Yesterday, after picking you up from preschool, you seemed oddly reticent to talk about your day. I’ve grown accustomed to the tornado of words from the backseat, your eyes trying to meet mine through the rearview mirror on our drive home. You’re normally eager to share both the exciting and the mundane. But yesterday you were looking down at your seat and your quiet unnerved me.
Finally you say, “Daddy? I was mean today.”
I look at the mirror and meet your eyes with surprise. “Mean? You? What happened?”
“I didn’t want to play with a boy named Timmy* today. He was following me around and I told him I didn’t want to play.”
“Did you hit him?”
“No!” you shook your head emphatically. “I just said I don’t want to play now. He said I was mean.”
Kindness is big in our house. We talk about it, how we value it over being “right”. Your older sister read “Wonder” recently, and the suggestion from the book to “be a little kinder than necessary” really resonates with us. So I opened my mouth to suggest that it was unkind of her to not play with him and that maybe she could play one game with him if that’s what he wanted.
But then I closed it. Because I thought harder about what you were actually saying.
You weren’t saying you were somehow excluding this kid from something you were doing. You weren’t saying you were impolite or used your hands against him. He wanted to do something with you, and you didn’t want to. For whatever reason.
I already see, at 4, that you’re already learning the lesson that not doing something when someone else wants to is somehow “mean”.
I am typically loathe to genderfy an issue. The human condition is universal, and whether we’re XX or XY (or something else) our respective emotional landscapes can be remarkably similar. But – as a father of daughters, a son of a mother, and friends to others, and just as a human – I can’t also pretend society and culture deals equal hands to each gender. A man can say “No” without the threat of judgement. In fact, he can be considered decisive for doing so. Is that true for women?
My mind flashes forward 20 years, when you’re walking down a public street minding your own business and a man you are walking by says to you, “Hey beautiful! You should smile more.” And I see you flashing a tentative smile in response and not telling this guy off. All because you want to be “nice”.
So I open my mouth and say, “That’s okay.
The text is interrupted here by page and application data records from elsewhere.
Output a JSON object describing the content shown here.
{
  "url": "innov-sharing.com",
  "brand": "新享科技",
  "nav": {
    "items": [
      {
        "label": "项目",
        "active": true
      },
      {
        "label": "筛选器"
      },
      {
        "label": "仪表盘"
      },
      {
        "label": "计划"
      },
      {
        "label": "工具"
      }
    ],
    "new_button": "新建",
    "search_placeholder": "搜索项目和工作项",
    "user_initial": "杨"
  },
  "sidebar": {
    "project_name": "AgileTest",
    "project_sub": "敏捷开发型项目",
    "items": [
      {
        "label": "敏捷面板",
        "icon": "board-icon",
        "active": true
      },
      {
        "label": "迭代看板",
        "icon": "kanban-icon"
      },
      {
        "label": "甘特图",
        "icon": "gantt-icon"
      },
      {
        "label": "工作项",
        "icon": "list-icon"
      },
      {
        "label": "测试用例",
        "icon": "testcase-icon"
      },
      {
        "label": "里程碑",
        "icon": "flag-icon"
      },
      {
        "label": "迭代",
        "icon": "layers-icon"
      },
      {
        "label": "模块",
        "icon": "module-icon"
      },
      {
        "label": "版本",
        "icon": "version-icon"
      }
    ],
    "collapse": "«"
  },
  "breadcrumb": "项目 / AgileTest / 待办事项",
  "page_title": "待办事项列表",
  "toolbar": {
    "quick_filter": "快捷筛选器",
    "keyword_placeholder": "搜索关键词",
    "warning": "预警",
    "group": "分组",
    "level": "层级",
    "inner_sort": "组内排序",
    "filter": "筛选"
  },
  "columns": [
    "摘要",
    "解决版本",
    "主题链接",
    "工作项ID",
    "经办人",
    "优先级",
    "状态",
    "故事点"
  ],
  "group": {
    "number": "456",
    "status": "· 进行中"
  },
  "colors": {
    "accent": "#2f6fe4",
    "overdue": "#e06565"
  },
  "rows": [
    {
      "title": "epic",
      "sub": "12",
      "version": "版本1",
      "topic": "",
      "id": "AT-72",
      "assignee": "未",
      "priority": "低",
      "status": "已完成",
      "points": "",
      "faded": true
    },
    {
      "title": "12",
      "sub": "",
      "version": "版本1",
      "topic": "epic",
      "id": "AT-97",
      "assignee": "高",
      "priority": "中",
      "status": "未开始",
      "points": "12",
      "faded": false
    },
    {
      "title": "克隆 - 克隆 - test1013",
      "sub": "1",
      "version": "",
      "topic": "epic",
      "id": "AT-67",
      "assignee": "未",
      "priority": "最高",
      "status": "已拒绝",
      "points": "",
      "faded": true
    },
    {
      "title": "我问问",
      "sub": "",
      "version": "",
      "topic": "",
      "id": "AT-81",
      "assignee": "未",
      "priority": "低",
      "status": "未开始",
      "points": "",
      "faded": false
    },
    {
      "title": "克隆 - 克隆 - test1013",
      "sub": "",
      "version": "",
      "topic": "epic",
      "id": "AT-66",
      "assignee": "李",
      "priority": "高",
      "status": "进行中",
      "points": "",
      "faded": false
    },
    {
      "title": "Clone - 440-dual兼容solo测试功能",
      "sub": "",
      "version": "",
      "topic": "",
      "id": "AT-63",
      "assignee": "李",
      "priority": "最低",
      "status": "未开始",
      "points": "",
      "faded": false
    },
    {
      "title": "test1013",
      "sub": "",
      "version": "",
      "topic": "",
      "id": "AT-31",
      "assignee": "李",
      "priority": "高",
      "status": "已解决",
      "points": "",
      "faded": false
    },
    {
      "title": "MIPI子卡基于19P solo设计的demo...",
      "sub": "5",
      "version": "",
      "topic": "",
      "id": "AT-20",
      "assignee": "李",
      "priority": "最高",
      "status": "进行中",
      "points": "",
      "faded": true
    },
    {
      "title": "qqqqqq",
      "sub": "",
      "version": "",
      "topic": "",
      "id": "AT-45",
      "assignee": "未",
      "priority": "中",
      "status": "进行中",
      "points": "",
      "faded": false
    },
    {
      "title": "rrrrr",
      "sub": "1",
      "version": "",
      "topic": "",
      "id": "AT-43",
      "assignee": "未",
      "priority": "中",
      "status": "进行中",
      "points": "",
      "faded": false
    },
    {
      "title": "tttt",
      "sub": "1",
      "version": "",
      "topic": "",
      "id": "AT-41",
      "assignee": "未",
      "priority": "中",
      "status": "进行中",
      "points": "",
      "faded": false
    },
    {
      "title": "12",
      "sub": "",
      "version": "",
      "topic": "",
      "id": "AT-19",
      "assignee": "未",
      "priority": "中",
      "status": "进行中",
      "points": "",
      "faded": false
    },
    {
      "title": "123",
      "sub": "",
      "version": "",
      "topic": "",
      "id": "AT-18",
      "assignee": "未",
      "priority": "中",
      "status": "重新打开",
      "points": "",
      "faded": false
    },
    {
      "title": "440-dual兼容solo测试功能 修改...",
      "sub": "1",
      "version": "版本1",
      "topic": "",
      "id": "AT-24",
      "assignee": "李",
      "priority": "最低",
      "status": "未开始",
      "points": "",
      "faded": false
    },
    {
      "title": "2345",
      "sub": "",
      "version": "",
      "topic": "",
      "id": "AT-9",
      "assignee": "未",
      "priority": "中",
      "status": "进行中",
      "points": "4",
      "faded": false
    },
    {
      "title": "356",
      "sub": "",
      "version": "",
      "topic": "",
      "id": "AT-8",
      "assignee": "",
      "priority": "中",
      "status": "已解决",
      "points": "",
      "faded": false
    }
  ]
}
As long as you are polite, you don’t have to play with anyone you don’t want to. Okay?” I look at the mirror pointedly so you could see my seriousness.
You brightened up visibly and nodded. Then proceeded to tell me in detail about your snack.
Maybe all this is just a four-year-old playing with another four-year-old and not something more memorable than that. But maybe there is an implied cultural lesson here that you’re starting to internalize. So, go ahead, tell anyone you don’t want to play with you don’t want to play.
Be cordial about it, sure – but asserting yourself is never mean.
*: Even though he’s 4, I changed his name.